■ **Your instructions**
Among the entries that follow, find every line with the word "Ιωνιδείου" and list it.

Data about app and page elements:

============================================================

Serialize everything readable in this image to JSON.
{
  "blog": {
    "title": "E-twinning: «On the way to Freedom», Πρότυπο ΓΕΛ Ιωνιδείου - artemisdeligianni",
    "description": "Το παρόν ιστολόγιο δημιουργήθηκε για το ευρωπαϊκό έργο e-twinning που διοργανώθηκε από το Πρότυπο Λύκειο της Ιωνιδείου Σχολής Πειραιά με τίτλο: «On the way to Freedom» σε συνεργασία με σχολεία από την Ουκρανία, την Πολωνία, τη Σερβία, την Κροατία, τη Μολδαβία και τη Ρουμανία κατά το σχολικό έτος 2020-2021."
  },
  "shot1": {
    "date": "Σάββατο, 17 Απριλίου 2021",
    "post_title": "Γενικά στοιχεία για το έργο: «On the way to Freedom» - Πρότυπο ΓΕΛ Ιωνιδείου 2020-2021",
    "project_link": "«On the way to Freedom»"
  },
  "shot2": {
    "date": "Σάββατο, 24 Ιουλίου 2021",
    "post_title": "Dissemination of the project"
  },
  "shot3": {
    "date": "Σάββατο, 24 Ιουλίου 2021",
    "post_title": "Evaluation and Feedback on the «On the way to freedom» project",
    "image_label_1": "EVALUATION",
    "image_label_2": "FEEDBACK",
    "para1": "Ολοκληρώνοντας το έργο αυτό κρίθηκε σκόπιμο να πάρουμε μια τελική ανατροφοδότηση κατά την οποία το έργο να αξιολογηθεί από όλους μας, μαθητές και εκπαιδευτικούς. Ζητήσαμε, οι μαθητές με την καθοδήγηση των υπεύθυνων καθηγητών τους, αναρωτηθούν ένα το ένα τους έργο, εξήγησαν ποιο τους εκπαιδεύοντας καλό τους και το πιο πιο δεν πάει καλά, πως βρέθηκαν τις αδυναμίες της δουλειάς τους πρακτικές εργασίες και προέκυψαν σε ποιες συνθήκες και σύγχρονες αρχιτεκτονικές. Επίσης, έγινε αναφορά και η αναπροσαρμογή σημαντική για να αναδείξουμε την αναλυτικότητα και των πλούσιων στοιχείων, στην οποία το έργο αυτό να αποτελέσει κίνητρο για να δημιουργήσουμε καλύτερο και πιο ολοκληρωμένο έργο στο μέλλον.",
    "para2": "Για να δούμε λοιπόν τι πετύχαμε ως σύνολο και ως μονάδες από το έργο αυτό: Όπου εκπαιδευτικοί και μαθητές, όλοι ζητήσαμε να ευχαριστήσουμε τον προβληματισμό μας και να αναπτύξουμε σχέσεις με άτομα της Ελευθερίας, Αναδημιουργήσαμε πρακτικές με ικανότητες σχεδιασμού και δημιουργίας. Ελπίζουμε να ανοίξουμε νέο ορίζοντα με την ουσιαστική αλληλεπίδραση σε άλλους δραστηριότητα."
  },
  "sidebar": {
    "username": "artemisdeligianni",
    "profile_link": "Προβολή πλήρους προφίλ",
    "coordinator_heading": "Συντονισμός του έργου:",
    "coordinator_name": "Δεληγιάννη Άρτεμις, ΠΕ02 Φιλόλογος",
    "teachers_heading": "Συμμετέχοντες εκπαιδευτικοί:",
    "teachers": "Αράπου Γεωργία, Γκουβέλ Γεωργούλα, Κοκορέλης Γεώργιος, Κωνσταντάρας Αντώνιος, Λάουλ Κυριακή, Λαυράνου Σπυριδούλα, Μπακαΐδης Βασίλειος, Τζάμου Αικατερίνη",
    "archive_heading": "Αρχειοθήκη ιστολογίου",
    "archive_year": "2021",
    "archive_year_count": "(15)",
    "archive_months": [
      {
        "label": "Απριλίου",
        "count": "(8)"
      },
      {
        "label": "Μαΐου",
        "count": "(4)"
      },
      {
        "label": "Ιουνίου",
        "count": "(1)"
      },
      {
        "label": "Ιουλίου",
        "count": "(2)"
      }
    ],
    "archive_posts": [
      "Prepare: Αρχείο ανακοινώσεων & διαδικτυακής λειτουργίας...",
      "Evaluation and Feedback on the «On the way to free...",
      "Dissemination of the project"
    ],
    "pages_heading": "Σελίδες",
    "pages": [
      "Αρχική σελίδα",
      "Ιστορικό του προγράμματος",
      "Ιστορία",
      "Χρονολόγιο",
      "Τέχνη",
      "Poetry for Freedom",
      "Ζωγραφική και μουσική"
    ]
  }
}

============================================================

■ **Your response**
    "title": "E-twinning: «On the way to Freedom», Πρότυπο ΓΕΛ Ιωνιδείου - artemisdeligianni",
    "description": "Το παρόν ιστολόγιο δημιουργήθηκε για το ευρωπαϊκό έργο e-twinning που διοργανώθηκε από το Πρότυπο Λύκειο της Ιωνιδείου Σχολής Πειραιά με τίτλο: «On the way to Freedom» σε συνεργασία με σχολεία από την Ουκρανία, την Πολωνία, τη Σερβία, την Κροατία, τη Μολδαβία και τη Ρουμανία κατά το σχολικό έτος 2020-2021."
    "post_title": "Γενικά στοιχεία για το έργο: «On the way to Freedom» - Πρότυπο ΓΕΛ Ιωνιδείου 2020-2021",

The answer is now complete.